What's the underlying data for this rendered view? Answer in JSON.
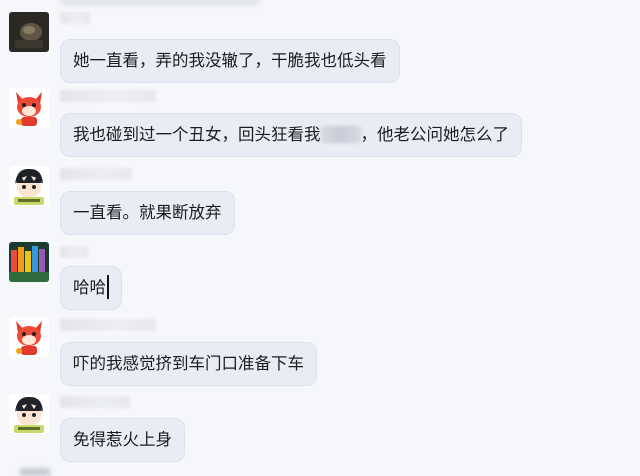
{
  "messages": [
    {
      "avatar": "dark-photo-avatar",
      "text": "她一直看，弄的我没辙了，干脆我也低头看"
    },
    {
      "avatar": "fox-avatar",
      "text_before": "我也碰到过一个丑女，回头狂看我",
      "text_after": "，他老公问她怎么了"
    },
    {
      "avatar": "cartoon-boy-avatar",
      "text": "一直看。就果断放弃"
    },
    {
      "avatar": "colored-pencils-avatar",
      "text": "哈哈"
    },
    {
      "avatar": "fox-avatar",
      "text": "吓的我感觉挤到车门口准备下车"
    },
    {
      "avatar": "cartoon-boy-avatar",
      "text": "免得惹火上身"
    }
  ],
  "colors": {
    "background": "#f6f7fa",
    "bubble": "#e8ecf4",
    "text": "#1d1d1d"
  }
}
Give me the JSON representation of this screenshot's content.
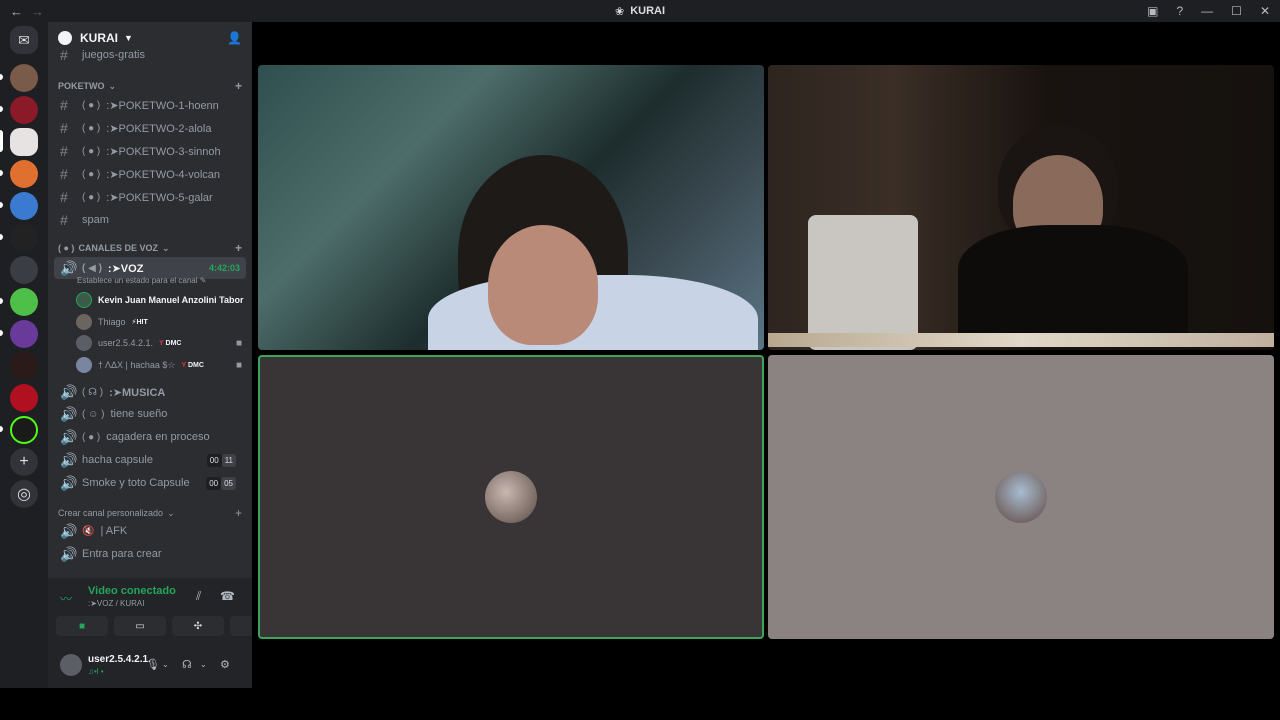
{
  "window": {
    "title": "KURAI",
    "back": "←",
    "forward": "→"
  },
  "guild": {
    "name": "KURAI",
    "partial_top_channel": "juegos-gratis"
  },
  "categories": {
    "poketwo": "POKETWO",
    "voz": "CANALES DE VOZ",
    "custom": "Crear canal personalizado"
  },
  "text_channels": [
    {
      "name": ":➤POKETWO-1-hoenn"
    },
    {
      "name": ":➤POKETWO-2-alola"
    },
    {
      "name": ":➤POKETWO-3-sinnoh"
    },
    {
      "name": ":➤POKETWO-4-volcan"
    },
    {
      "name": ":➤POKETWO-5-galar"
    },
    {
      "name": "spam"
    }
  ],
  "active_voice": {
    "name": ":➤VOZ",
    "timer": "4:42:03",
    "status_hint": "Establece un estado para el canal"
  },
  "members": [
    {
      "name": "Kevin Juan Manuel Anzolini Tabor",
      "tag": ""
    },
    {
      "name": "Thiago",
      "tag": "HIT"
    },
    {
      "name": "user2.5.4.2.1.",
      "tag": "DMC"
    },
    {
      "name": "† ΛΔX | hachaa $☆",
      "tag": "DMC"
    }
  ],
  "voice_channels": [
    {
      "name": ":➤MUSICA"
    },
    {
      "name": "tiene sueño"
    },
    {
      "name": "cagadera en proceso"
    },
    {
      "name": "hacha capsule",
      "count": [
        "00",
        "11"
      ]
    },
    {
      "name": "Smoke y toto Capsule",
      "count": [
        "00",
        "05"
      ]
    }
  ],
  "custom_channels": [
    {
      "name": "| AFK"
    },
    {
      "name": "Entra para crear"
    }
  ],
  "voice_panel": {
    "status": "Video conectado",
    "location": ":➤VOZ / KURAI"
  },
  "user": {
    "name": "user2.5.4.2.1.",
    "status": "♫•l • "
  },
  "icons": {
    "rail_home": "discord-icon",
    "gear": "gear-icon",
    "mic": "microphone-icon",
    "headphones": "headphones-icon"
  },
  "colors": {
    "connected_green": "#23a55a",
    "speaking_border": "#3ba55d",
    "sidebar_bg": "#2b2d31"
  }
}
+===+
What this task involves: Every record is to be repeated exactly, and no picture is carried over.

Exercise output:
What's the underlying data for this rendered view? Answer in JSON.
{
  "messages": [
    {
      "avatar": "dark-photo-avatar",
      "text": "她一直看，弄的我没辙了，干脆我也低头看"
    },
    {
      "avatar": "fox-avatar",
      "text_before": "我也碰到过一个丑女，回头狂看我",
      "text_after": "，他老公问她怎么了"
    },
    {
      "avatar": "cartoon-boy-avatar",
      "text": "一直看。就果断放弃"
    },
    {
      "avatar": "colored-pencils-avatar",
      "text": "哈哈"
    },
    {
      "avatar": "fox-avatar",
      "text": "吓的我感觉挤到车门口准备下车"
    },
    {
      "avatar": "cartoon-boy-avatar",
      "text": "免得惹火上身"
    }
  ],
  "colors": {
    "background": "#f6f7fa",
    "bubble": "#e8ecf4",
    "text": "#1d1d1d"
  }
}
Give me the JSON representation of this screenshot's content.
{
  "window": {
    "title": "KURAI",
    "back": "←",
    "forward": "→"
  },
  "guild": {
    "name": "KURAI",
    "partial_top_channel": "juegos-gratis"
  },
  "categories": {
    "poketwo": "POKETWO",
    "voz": "CANALES DE VOZ",
    "custom": "Crear canal personalizado"
  },
  "text_channels": [
    {
      "name": ":➤POKETWO-1-hoenn"
    },
    {
      "name": ":➤POKETWO-2-alola"
    },
    {
      "name": ":➤POKETWO-3-sinnoh"
    },
    {
      "name": ":➤POKETWO-4-volcan"
    },
    {
      "name": ":➤POKETWO-5-galar"
    },
    {
      "name": "spam"
    }
  ],
  "active_voice": {
    "name": ":➤VOZ",
    "timer": "4:42:03",
    "status_hint": "Establece un estado para el canal"
  },
  "members": [
    {
      "name": "Kevin Juan Manuel Anzolini Tabor",
      "tag": ""
    },
    {
      "name": "Thiago",
      "tag": "HIT"
    },
    {
      "name": "user2.5.4.2.1.",
      "tag": "DMC"
    },
    {
      "name": "† ΛΔX | hachaa $☆",
      "tag": "DMC"
    }
  ],
  "voice_channels": [
    {
      "name": ":➤MUSICA"
    },
    {
      "name": "tiene sueño"
    },
    {
      "name": "cagadera en proceso"
    },
    {
      "name": "hacha capsule",
      "count": [
        "00",
        "11"
      ]
    },
    {
      "name": "Smoke y toto Capsule",
      "count": [
        "00",
        "05"
      ]
    }
  ],
  "custom_channels": [
    {
      "name": "| AFK"
    },
    {
      "name": "Entra para crear"
    }
  ],
  "voice_panel": {
    "status": "Video conectado",
    "location": ":➤VOZ / KURAI"
  },
  "user": {
    "name": "user2.5.4.2.1.",
    "status": "♫•l • "
  },
  "icons": {
    "rail_home": "discord-icon",
    "gear": "gear-icon",
    "mic": "microphone-icon",
    "headphones": "headphones-icon"
  },
  "colors": {
    "connected_green": "#23a55a",
    "speaking_border": "#3ba55d",
    "sidebar_bg": "#2b2d31"
  }
}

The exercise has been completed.